The capital asset pricing model (CAPM) is widely used to calculate the expected return of equity shares, considering their risk relative to a stock market portfolio. The CAPM is ill-suited to valuing assets that lack stock’s spot market price volatility. Thus, we argue that the CAPM should not be used to determine the arm’s length remuneration for the intra-group transfer of intangibles.
The CAPM is postulated in a simple linear fashion:
(1) R = μ + β (M – μ)
where R denotes the one-period return of the selected company stock and M denotes the one-period return of the reference (benchmark) stock market index, such as the Standard & Poor’s 500 Index.
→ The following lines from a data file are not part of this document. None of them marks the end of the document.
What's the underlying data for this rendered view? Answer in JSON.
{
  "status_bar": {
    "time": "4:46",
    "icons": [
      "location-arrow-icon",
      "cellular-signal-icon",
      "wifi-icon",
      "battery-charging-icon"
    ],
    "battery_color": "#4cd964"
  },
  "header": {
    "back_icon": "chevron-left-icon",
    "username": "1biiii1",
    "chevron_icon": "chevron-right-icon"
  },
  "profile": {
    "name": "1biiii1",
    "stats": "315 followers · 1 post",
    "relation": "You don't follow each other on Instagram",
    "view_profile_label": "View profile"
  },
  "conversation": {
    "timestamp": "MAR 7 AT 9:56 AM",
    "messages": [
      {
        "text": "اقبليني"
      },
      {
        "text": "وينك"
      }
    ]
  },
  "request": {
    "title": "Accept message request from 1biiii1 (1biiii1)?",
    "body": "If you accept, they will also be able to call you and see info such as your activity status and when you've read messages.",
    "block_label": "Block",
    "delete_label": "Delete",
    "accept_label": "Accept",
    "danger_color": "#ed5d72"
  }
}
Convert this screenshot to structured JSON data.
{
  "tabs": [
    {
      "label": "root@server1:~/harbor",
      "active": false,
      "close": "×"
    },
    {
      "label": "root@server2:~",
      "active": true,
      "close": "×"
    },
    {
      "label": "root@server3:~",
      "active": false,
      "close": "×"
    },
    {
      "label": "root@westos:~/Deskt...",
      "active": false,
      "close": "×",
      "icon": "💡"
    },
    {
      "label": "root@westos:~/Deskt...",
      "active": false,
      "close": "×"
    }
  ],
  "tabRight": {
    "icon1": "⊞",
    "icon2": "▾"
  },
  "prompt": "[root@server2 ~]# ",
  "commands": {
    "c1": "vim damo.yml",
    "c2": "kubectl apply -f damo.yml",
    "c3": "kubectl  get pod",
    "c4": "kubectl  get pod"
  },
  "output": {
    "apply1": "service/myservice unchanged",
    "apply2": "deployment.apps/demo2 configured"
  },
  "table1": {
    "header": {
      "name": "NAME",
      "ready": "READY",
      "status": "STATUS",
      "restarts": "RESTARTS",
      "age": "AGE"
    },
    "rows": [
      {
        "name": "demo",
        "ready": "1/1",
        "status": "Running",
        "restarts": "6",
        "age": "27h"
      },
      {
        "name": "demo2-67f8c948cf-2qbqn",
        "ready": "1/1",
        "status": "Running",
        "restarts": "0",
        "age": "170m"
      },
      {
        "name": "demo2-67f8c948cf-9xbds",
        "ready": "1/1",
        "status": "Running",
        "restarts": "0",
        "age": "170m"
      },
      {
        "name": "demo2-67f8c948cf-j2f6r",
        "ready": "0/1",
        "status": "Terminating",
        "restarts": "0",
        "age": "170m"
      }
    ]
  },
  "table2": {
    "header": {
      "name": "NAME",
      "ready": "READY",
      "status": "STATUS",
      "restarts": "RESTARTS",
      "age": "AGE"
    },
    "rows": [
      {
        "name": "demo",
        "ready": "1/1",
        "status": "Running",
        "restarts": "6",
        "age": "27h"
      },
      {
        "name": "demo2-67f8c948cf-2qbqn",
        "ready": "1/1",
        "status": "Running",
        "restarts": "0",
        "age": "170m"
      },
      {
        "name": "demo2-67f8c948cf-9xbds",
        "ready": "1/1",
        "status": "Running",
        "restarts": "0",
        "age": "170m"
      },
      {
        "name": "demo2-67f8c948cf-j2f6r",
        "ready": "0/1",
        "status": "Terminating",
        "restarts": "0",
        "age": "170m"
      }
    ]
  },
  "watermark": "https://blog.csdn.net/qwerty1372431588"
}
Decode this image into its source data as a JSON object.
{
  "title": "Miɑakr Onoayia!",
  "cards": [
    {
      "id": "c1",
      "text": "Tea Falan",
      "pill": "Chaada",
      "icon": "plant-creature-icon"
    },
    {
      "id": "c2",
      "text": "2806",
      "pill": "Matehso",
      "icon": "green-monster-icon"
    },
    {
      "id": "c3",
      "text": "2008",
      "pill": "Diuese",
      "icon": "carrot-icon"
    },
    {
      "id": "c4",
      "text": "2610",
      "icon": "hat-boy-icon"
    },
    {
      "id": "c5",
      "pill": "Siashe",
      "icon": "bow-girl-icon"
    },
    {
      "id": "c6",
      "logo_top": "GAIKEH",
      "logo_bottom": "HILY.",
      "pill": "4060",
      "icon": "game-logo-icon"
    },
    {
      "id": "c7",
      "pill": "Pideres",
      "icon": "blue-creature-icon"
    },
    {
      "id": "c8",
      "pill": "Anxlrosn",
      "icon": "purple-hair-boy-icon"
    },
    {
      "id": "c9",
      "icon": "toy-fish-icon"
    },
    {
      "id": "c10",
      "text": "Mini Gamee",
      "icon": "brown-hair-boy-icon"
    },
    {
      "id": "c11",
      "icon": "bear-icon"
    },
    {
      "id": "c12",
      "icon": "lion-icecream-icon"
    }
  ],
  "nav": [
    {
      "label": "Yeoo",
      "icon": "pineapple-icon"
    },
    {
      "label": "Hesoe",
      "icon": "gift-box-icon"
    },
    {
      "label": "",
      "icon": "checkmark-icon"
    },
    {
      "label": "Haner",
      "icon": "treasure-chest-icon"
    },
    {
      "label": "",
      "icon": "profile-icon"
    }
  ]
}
The intercept μ denotes a country specific default risk-free sovereign interest rate, and the slope β is regarded as an equity risk-coefficient.
The (“capital gain”) stock price return R = LN(P/P(−1)), where P is the selected company stock price; and the market index return M is defined in similar logarithm calculation.